The first time I became someone else’s love was at a bakery in Arundel as I was being called “my love” by the lady behind the cash counter. I found such affection towards strangers a little too much for me to appreciate. I am getting used to it now.
In my concept, love has to be a very strong feeling. So either that lady is extremely compassionate, or that her love is simply a way to address someone and if this is the case, then “my love” can be rendered as an empty phrase then.
I have also learnt to express my thanks to the bus driver openly in Europe whenever I alight the bus. A Jordanese friend of mine found it bizarre having the need to say “thank you” to the person who sold her a tube of toothpaste in England. For us, all these services are part of the transactions that we have paid for--they are within expectation and nothing exceptional, and therefore needless to express gratitude to.
“Gratitude” is a strong word and so is “thank you”. For some, “thank you” holds a deeper meaning than just a way to end a transaction and therefore it has to be used meaningfully and only when you receive help from others. For instance, someone has given the directions to a place or someone has picked up your belonging that you have dropped.

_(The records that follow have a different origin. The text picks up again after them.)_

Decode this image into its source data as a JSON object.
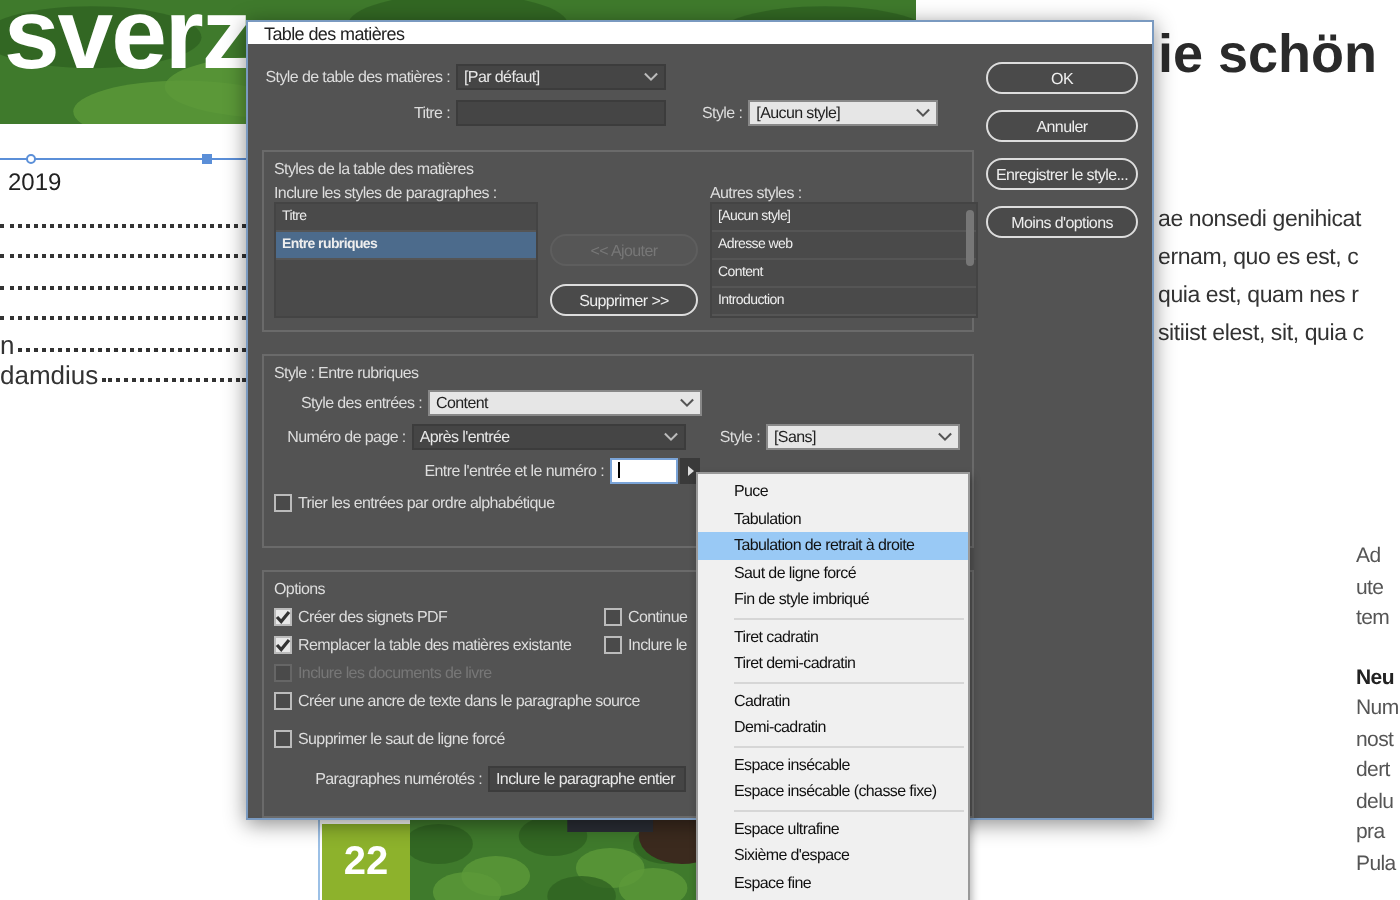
{
  "document": {
    "banner_title": "sverz",
    "year": "2019",
    "toc_entries": [
      {
        "text": "n"
      },
      {
        "text": "damdius"
      }
    ],
    "heading": "ie schön",
    "paragraph_lines": [
      "ae nonsedi genihicat",
      "ernam, quo es est, c",
      "quia est, quam nes r",
      "sitiist elest, sit, quia c"
    ],
    "side_column": [
      {
        "text": "Ad",
        "kind": "body"
      },
      {
        "text": "ute",
        "kind": "body"
      },
      {
        "text": "tem",
        "kind": "body"
      },
      {
        "text": "Neu",
        "kind": "bold"
      },
      {
        "text": "Num",
        "kind": "body"
      },
      {
        "text": "nost",
        "kind": "body"
      },
      {
        "text": "dert",
        "kind": "body"
      },
      {
        "text": "delu",
        "kind": "body"
      },
      {
        "text": "pra",
        "kind": "body"
      },
      {
        "text": "Pula",
        "kind": "body"
      }
    ],
    "page_number": "22"
  },
  "dialog": {
    "title": "Table des matières",
    "toc_style": {
      "label": "Style de table des matières :",
      "value": "[Par défaut]",
      "kind": "select"
    },
    "title_field": {
      "label": "Titre :"
    },
    "title_style": {
      "label": "Style :",
      "value": "[Aucun style]",
      "kind": "combo"
    },
    "buttons": [
      {
        "label": "OK",
        "disabled": false
      },
      {
        "label": "Annuler",
        "disabled": false
      },
      {
        "label": "Enregistrer le style...",
        "disabled": false
      },
      {
        "label": "Moins d'options",
        "disabled": false
      }
    ],
    "styles_group": {
      "title": "Styles de la table des matières",
      "include_label": "Inclure les styles de paragraphes :",
      "included": [
        {
          "label": "Titre",
          "selected": false
        },
        {
          "label": "Entre rubriques",
          "selected": true
        }
      ],
      "add_button": {
        "label": "<< Ajouter",
        "disabled": true
      },
      "remove_button": {
        "label": "Supprimer >>",
        "disabled": false
      },
      "other_label": "Autres styles :",
      "other": [
        {
          "label": "[Aucun style]"
        },
        {
          "label": "Adresse web"
        },
        {
          "label": "Content"
        },
        {
          "label": "Introduction"
        }
      ]
    },
    "entry_group": {
      "title": "Style : Entre rubriques",
      "entry_style": {
        "label": "Style des entrées :",
        "value": "Content",
        "kind": "combo"
      },
      "page_number": {
        "label": "Numéro de page :",
        "value": "Après l'entrée",
        "kind": "select"
      },
      "number_style": {
        "label": "Style :",
        "value": "[Sans]",
        "kind": "combo"
      },
      "separator": {
        "label": "Entre l'entrée et le numéro :"
      },
      "sort": {
        "label": "Trier les entrées par ordre alphabétique",
        "checked": false,
        "disabled": false
      }
    },
    "options": {
      "title": "Options",
      "checkboxes": [
        {
          "label": "Créer des signets PDF",
          "checked": true,
          "disabled": false
        },
        {
          "label": "Remplacer la table des matières existante",
          "checked": true,
          "disabled": false
        },
        {
          "label": "Inclure les documents de livre",
          "checked": false,
          "disabled": true
        },
        {
          "label": "Créer une ancre de texte dans le paragraphe source",
          "checked": false,
          "disabled": false
        },
        {
          "label": "Supprimer le saut de ligne forcé",
          "checked": false,
          "disabled": false
        }
      ],
      "right_checkboxes": [
        {
          "label": "Continue",
          "checked": false,
          "disabled": false
        },
        {
          "label": "Inclure le",
          "checked": false,
          "disabled": false
        }
      ],
      "numbered": {
        "label": "Paragraphes numérotés :",
        "value": "Inclure le paragraphe entier",
        "kind": "select"
      }
    }
  },
  "menu": {
    "groups": [
      {
        "items": [
          {
            "label": "Puce",
            "selected": false
          },
          {
            "label": "Tabulation",
            "selected": false
          },
          {
            "label": "Tabulation de retrait à droite",
            "selected": true
          },
          {
            "label": "Saut de ligne forcé",
            "selected": false
          },
          {
            "label": "Fin de style imbriqué",
            "selected": false
          }
        ]
      },
      {
        "items": [
          {
            "label": "Tiret cadratin",
            "selected": false
          },
          {
            "label": "Tiret demi-cadratin",
            "selected": false
          }
        ]
      },
      {
        "items": [
          {
            "label": "Cadratin",
            "selected": false
          },
          {
            "label": "Demi-cadratin",
            "selected": false
          }
        ]
      },
      {
        "items": [
          {
            "label": "Espace insécable",
            "selected": false
          },
          {
            "label": "Espace insécable (chasse fixe)",
            "selected": false
          }
        ]
      },
      {
        "items": [
          {
            "label": "Espace ultrafine",
            "selected": false
          },
          {
            "label": "Sixième d'espace",
            "selected": false
          },
          {
            "label": "Espace fine",
            "selected": false
          }
        ]
      }
    ]
  }
}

Japanese, at least in Asia, is renowned for their courtesy in service industry. Their smiles, bows, mannerisms must be perfect in order to achieve the perfection of courtesy. It is no longer a matter of courtesy but professionalism in courtesy. It certainly makes everyone’s day a pleasant one to be treated like a queen or a king!